TASK ITEM |
Look through the data below, and copy each line that carries the word "label".

::: RECORD EXTRACTS

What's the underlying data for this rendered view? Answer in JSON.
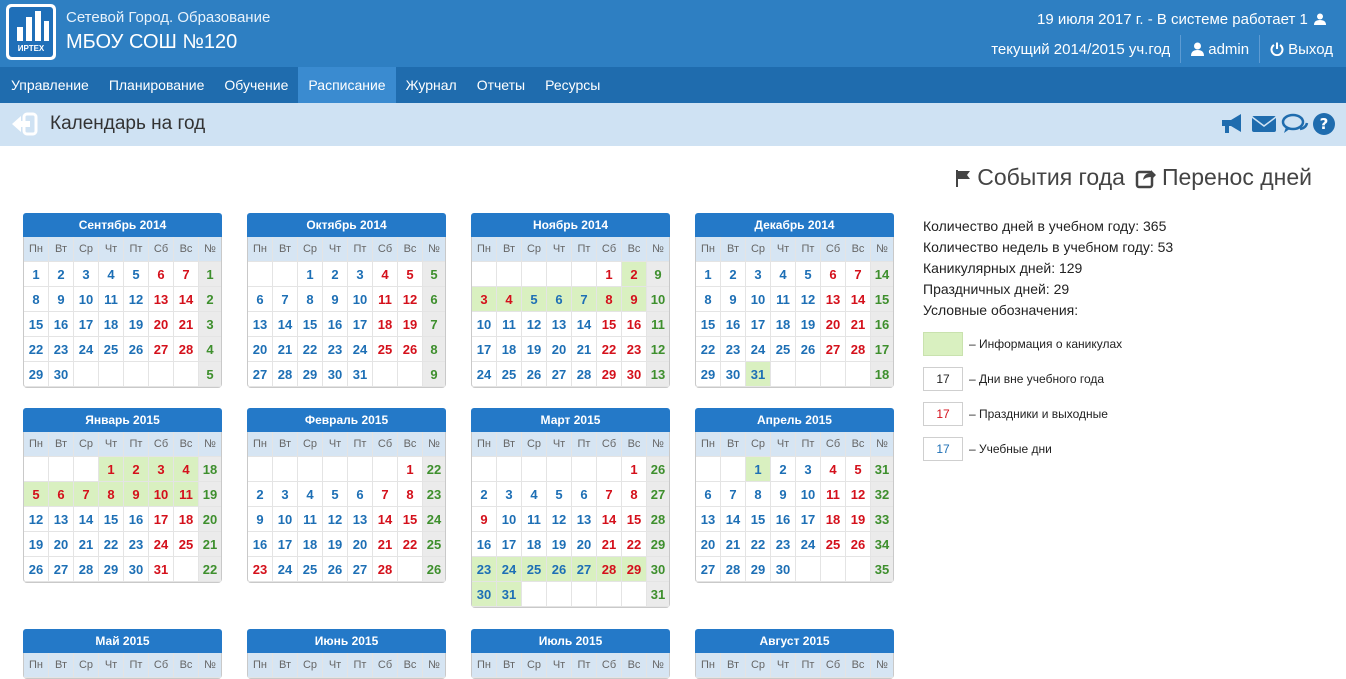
{
  "header": {
    "system_name": "Сетевой Город. Образование",
    "school_name": "МБОУ СОШ №120",
    "status": "19 июля 2017 г. - В системе работает 1",
    "school_year": "текущий 2014/2015 уч.год",
    "user": "admin",
    "logout": "Выход",
    "logo_text": "ИРТЕХ"
  },
  "nav": [
    "Управление",
    "Планирование",
    "Обучение",
    "Расписание",
    "Журнал",
    "Отчеты",
    "Ресурсы"
  ],
  "nav_active": 3,
  "page_title": "Календарь на год",
  "links": {
    "events": "События года",
    "transfer": "Перенос дней"
  },
  "weekday_headers": [
    "Пн",
    "Вт",
    "Ср",
    "Чт",
    "Пт",
    "Сб",
    "Вс",
    "№"
  ],
  "stats": [
    "Количество дней в учебном году: 365",
    "Количество недель в учебном году: 53",
    "Каникулярных дней: 129",
    "Праздничных дней: 29",
    "Условные обозначения:"
  ],
  "legend": [
    {
      "sample": "",
      "label": "– Информация о каникулах",
      "kind": "holiday"
    },
    {
      "sample": "17",
      "label": "– Дни вне учебного года",
      "kind": "outside"
    },
    {
      "sample": "17",
      "label": "– Праздники и выходные",
      "kind": "red"
    },
    {
      "sample": "17",
      "label": "– Учебные дни",
      "kind": "school"
    }
  ],
  "colors": {
    "header": "#2e7fc2",
    "nav": "#1f6cae",
    "nav_active": "#3a8bd0",
    "subbar": "#cfe2f3",
    "month_header": "#2479c8",
    "holiday_bg": "#d9f0c0",
    "red": "#d4101b",
    "blue": "#1d6fb5",
    "week_green": "#3e8f2d"
  },
  "icons": [
    "back-arrow-icon",
    "announcement-icon",
    "mail-icon",
    "chat-icon",
    "help-icon",
    "flag-icon",
    "share-icon",
    "user-icon",
    "power-icon"
  ],
  "months": [
    {
      "name": "Сентябрь 2014",
      "weeks": [
        [
          "1",
          "2",
          "3",
          "4",
          "5",
          "6",
          "7",
          "1"
        ],
        [
          "8",
          "9",
          "10",
          "11",
          "12",
          "13",
          "14",
          "2"
        ],
        [
          "15",
          "16",
          "17",
          "18",
          "19",
          "20",
          "21",
          "3"
        ],
        [
          "22",
          "23",
          "24",
          "25",
          "26",
          "27",
          "28",
          "4"
        ],
        [
          "29",
          "30",
          "",
          "",
          "",
          "",
          "",
          "5"
        ]
      ],
      "holidays": []
    },
    {
      "name": "Октябрь 2014",
      "weeks": [
        [
          "",
          "",
          "1",
          "2",
          "3",
          "4",
          "5",
          "5"
        ],
        [
          "6",
          "7",
          "8",
          "9",
          "10",
          "11",
          "12",
          "6"
        ],
        [
          "13",
          "14",
          "15",
          "16",
          "17",
          "18",
          "19",
          "7"
        ],
        [
          "20",
          "21",
          "22",
          "23",
          "24",
          "25",
          "26",
          "8"
        ],
        [
          "27",
          "28",
          "29",
          "30",
          "31",
          "",
          "",
          "9"
        ]
      ],
      "holidays": []
    },
    {
      "name": "Ноябрь 2014",
      "weeks": [
        [
          "",
          "",
          "",
          "",
          "",
          "1",
          "2",
          "9"
        ],
        [
          "3",
          "4",
          "5",
          "6",
          "7",
          "8",
          "9",
          "10"
        ],
        [
          "10",
          "11",
          "12",
          "13",
          "14",
          "15",
          "16",
          "11"
        ],
        [
          "17",
          "18",
          "19",
          "20",
          "21",
          "22",
          "23",
          "12"
        ],
        [
          "24",
          "25",
          "26",
          "27",
          "28",
          "29",
          "30",
          "13"
        ]
      ],
      "holidays": [
        "2",
        "3",
        "4",
        "5",
        "6",
        "7",
        "8",
        "9"
      ],
      "red": [
        "3",
        "4"
      ]
    },
    {
      "name": "Декабрь 2014",
      "weeks": [
        [
          "1",
          "2",
          "3",
          "4",
          "5",
          "6",
          "7",
          "14"
        ],
        [
          "8",
          "9",
          "10",
          "11",
          "12",
          "13",
          "14",
          "15"
        ],
        [
          "15",
          "16",
          "17",
          "18",
          "19",
          "20",
          "21",
          "16"
        ],
        [
          "22",
          "23",
          "24",
          "25",
          "26",
          "27",
          "28",
          "17"
        ],
        [
          "29",
          "30",
          "31",
          "",
          "",
          "",
          "",
          "18"
        ]
      ],
      "holidays": [
        "31"
      ]
    },
    {
      "name": "Январь 2015",
      "weeks": [
        [
          "",
          "",
          "",
          "1",
          "2",
          "3",
          "4",
          "18"
        ],
        [
          "5",
          "6",
          "7",
          "8",
          "9",
          "10",
          "11",
          "19"
        ],
        [
          "12",
          "13",
          "14",
          "15",
          "16",
          "17",
          "18",
          "20"
        ],
        [
          "19",
          "20",
          "21",
          "22",
          "23",
          "24",
          "25",
          "21"
        ],
        [
          "26",
          "27",
          "28",
          "29",
          "30",
          "31",
          "",
          "22"
        ]
      ],
      "holidays": [
        "1",
        "2",
        "3",
        "4",
        "5",
        "6",
        "7",
        "8",
        "9",
        "10",
        "11"
      ],
      "red": [
        "1",
        "2",
        "5",
        "6",
        "7",
        "8",
        "9"
      ]
    },
    {
      "name": "Февраль 2015",
      "weeks": [
        [
          "",
          "",
          "",
          "",
          "",
          "",
          "1",
          "22"
        ],
        [
          "2",
          "3",
          "4",
          "5",
          "6",
          "7",
          "8",
          "23"
        ],
        [
          "9",
          "10",
          "11",
          "12",
          "13",
          "14",
          "15",
          "24"
        ],
        [
          "16",
          "17",
          "18",
          "19",
          "20",
          "21",
          "22",
          "25"
        ],
        [
          "23",
          "24",
          "25",
          "26",
          "27",
          "28",
          "",
          "26"
        ]
      ],
      "holidays": [],
      "red": [
        "23"
      ]
    },
    {
      "name": "Март 2015",
      "weeks": [
        [
          "",
          "",
          "",
          "",
          "",
          "",
          "1",
          "26"
        ],
        [
          "2",
          "3",
          "4",
          "5",
          "6",
          "7",
          "8",
          "27"
        ],
        [
          "9",
          "10",
          "11",
          "12",
          "13",
          "14",
          "15",
          "28"
        ],
        [
          "16",
          "17",
          "18",
          "19",
          "20",
          "21",
          "22",
          "29"
        ],
        [
          "23",
          "24",
          "25",
          "26",
          "27",
          "28",
          "29",
          "30"
        ],
        [
          "30",
          "31",
          "",
          "",
          "",
          "",
          "",
          "31"
        ]
      ],
      "holidays": [
        "23",
        "24",
        "25",
        "26",
        "27",
        "28",
        "29",
        "30",
        "31"
      ],
      "red": [
        "9"
      ]
    },
    {
      "name": "Апрель 2015",
      "weeks": [
        [
          "",
          "",
          "1",
          "2",
          "3",
          "4",
          "5",
          "31"
        ],
        [
          "6",
          "7",
          "8",
          "9",
          "10",
          "11",
          "12",
          "32"
        ],
        [
          "13",
          "14",
          "15",
          "16",
          "17",
          "18",
          "19",
          "33"
        ],
        [
          "20",
          "21",
          "22",
          "23",
          "24",
          "25",
          "26",
          "34"
        ],
        [
          "27",
          "28",
          "29",
          "30",
          "",
          "",
          "",
          "35"
        ]
      ],
      "holidays": [
        "1"
      ]
    },
    {
      "name": "Май 2015",
      "weeks": [],
      "holidays": []
    },
    {
      "name": "Июнь 2015",
      "weeks": [],
      "holidays": []
    },
    {
      "name": "Июль 2015",
      "weeks": [],
      "holidays": []
    },
    {
      "name": "Август 2015",
      "weeks": [],
      "holidays": []
    }
  ]
}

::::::

ANSWER TO THE PROBLEM |
      "label": "– Информация о каникулах",
      "label": "– Дни вне учебного года",
      "label": "– Праздники и выходные",
      "label": "– Учебные дни",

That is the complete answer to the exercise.